Posted by Linda Bonvie
January 13, 2015
By BILL BONVIE
What do you do if you’re the Corn Refiners Association and you’re running out of strategies for making an unhealthy and unpopular ingredient like high fructose corn syrup continue to seem appealing to food manufacturers?
Well, you could resort to a kind of “moderation” in your approach (sort of like the way you advise that products containing HFCS be consumed). For instance, how about acknowledging some of the virtues of organic food, which by definition contains no HFCS?
I know that sounds a bit bizarre – but it seems to be the new game plan of the CRA, if the current on-line edition of its industry-targeted “sweetener report,” CornNaturally.com is any indication.
Billed as “the latest insights on consumer attitudes and purchase behaviors surrounding sweeteners,” this newsletter actually offers more of an insight into how the corn refiners are attempting to “spin” the public’s growing rejection of their cheap, disease-causing sweetener and persuade food companies to stop dropping it from their products.
And judging from “the unprecedented Sweetener360 research” if offers, the association’s new modus operandi is apparently to run with any source of information or opinion it can find that seems to lend support to the idea that HFCS is no worse for us than sucrose and other natural sweeteners. Even if it means calling attention to things that reflect well on the organic industry, such as those found in a Consumer Reports article that ran in The Washington Post last month to which the CRA provides a link.
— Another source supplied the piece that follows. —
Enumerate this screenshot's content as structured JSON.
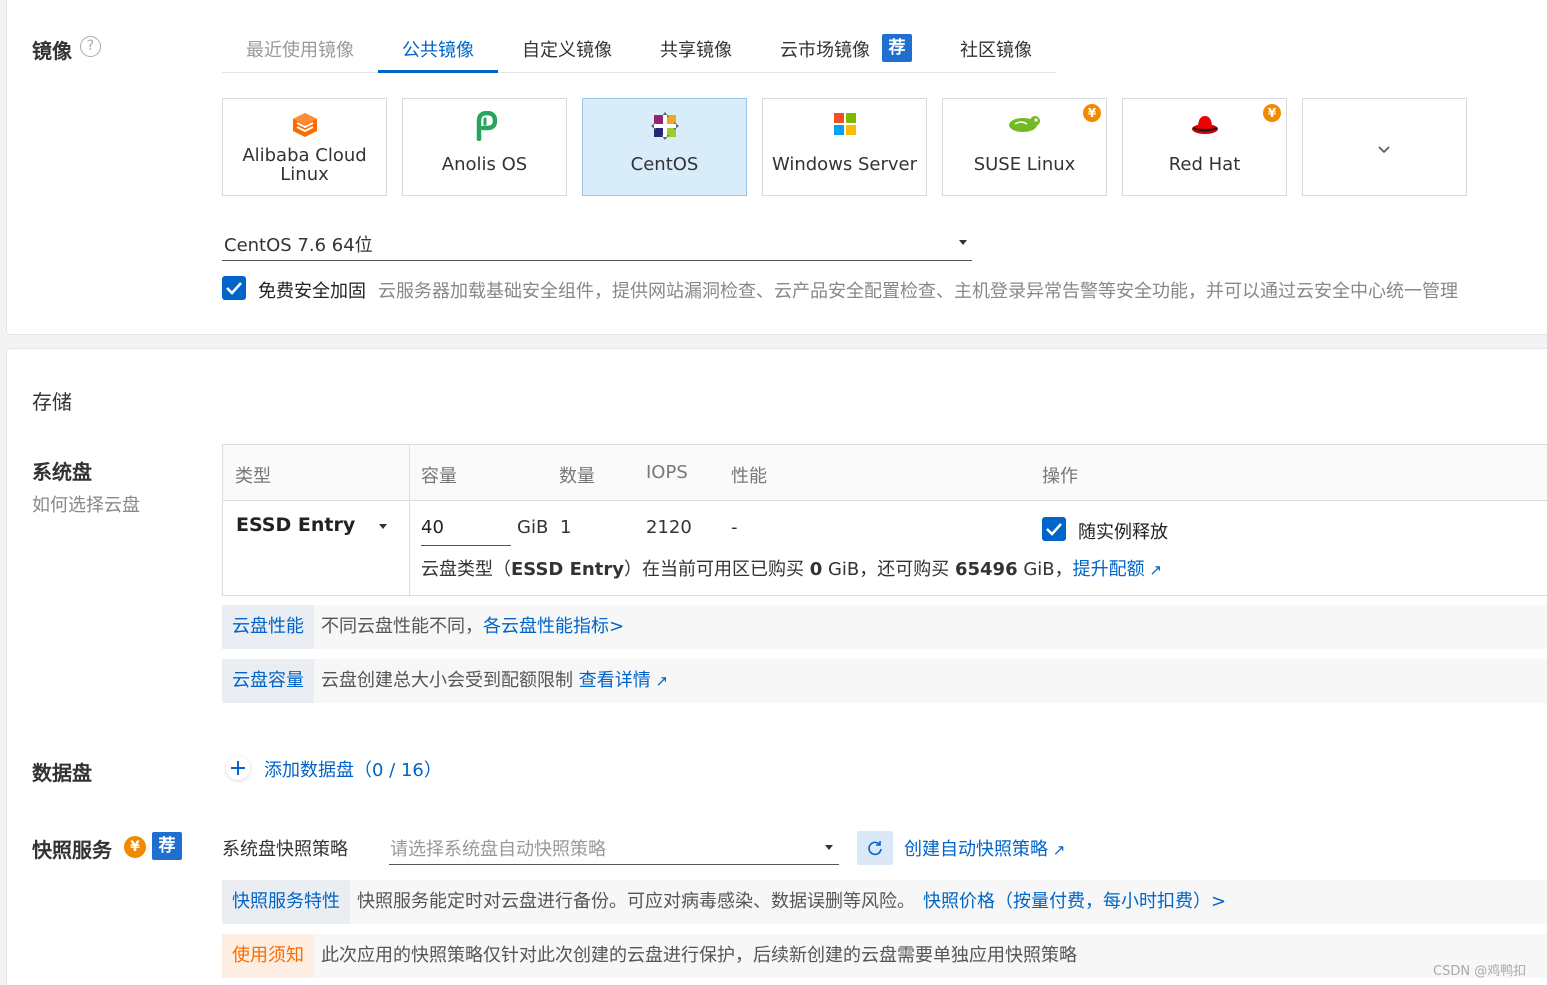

Under the headline “Good-for-you foods may not really be good for you,” the article discusses the “reality” behind some food-label claims. But it seems to have nothing but good things to say about organic foods such as “The ‘USDA Organic’ label is one of the best guarantees that the animal didn’t receive antibiotics.”
Among the other claims discussed are things we’ve talked about here at Food Identity Theft, particularly the fact that “zero trans fat” doesn’t necessarily mean the product has none, if partially hydrogenated oil among its ingredients. In that case, it can contain up to 0.5 grams of the artery-clogging additive per “serving” and still be labeled trans-fat free.
But the CRA’s apparent reason for providing a link to this particular article is a paragraph that begins, “If the label says “No high fructose corn syrup,” that doesn’t mean ‘no added sugar’.” It then proceeds to claim that “tossing high fructose corn syrup off an ingredients list has more to do with marketing than with science. Similar to sugar chemically, it’s often used because it’s cheaper and helps maintain color, texture and flavor. But it has roughly the same calories as sugar and similar health risks, notes Walter Willett, chair of the department of nutrition at the Harvard School of Public Health.”
What isn’t mentioned, however, is that Willett was one of 41 scientists and physicians who two years ago signed a letter to Food and Drug Administration commissioner Margaret Hamburg in support of a petition filed by the Center for Science in the Public Interest urging the FDA to set “safe limits” of “high fructose corn syrup and other sugars in soft drinks.” Or that Willett and his colleagues, according to a 2013 CSPI news release, have conducted epidemiology studies that strongly link consumption of such “sugary drinks” (which is the term commonly used to describe beverages sweetened with HFCS) to obesity, heart disease, diabetes, and gout.” Nor, of course, is there any reference to the various studies from leading universities and medical facilities showing that there are indeed sound scientific and health-related reasons for “tossing high fructose corn syrup off an ingredients list” – reasons that not only include obesity, heart disease and diabetes, but pancreatic cancer and non-alcoholic fatty liver disease, which is now becoming a major health problem.
But those are risks that are likely overstated, according to another article to which a link is provided by CornNaturally.com – one appearing at the website BakeryandSnacks.com under the headline, “Naturally opposed? Balancing new technologies with consumer perceptions.”
This article talks about “Ingredient-based fears” (yes, the same ones the CRA has funded two separate studies on, as we’ve noted in previous blogs) often being the “result of exaggerations on the risk of the ingredient — like “leading to obesity or having unintended effects on the body” – and a “potential underestimation of any benefit the ingredient may provide,” with the examples cited being “possibly decreasing the price of products, extending their shelf life, etc.”
In other words, is it more important to you that an ingredient like HFCS might make you fat and have “unintended effects” in your body, or that a product containing it might “possibly” cost a bit less?
As for “extending shelf life,” that ‘s really not a purpose of adding HFCS, but rather of partially hydrogenated oil – the same additive that the Consumer Reports article warns might have its trans fat content misrepresented on the label.
Clearly, the CRA is now grasping at straws, if such flimsy and contradictory “insights” represent the best reasons it can come up with for why food companies shouldn’t continue dumping high fructose corn syrup overboard.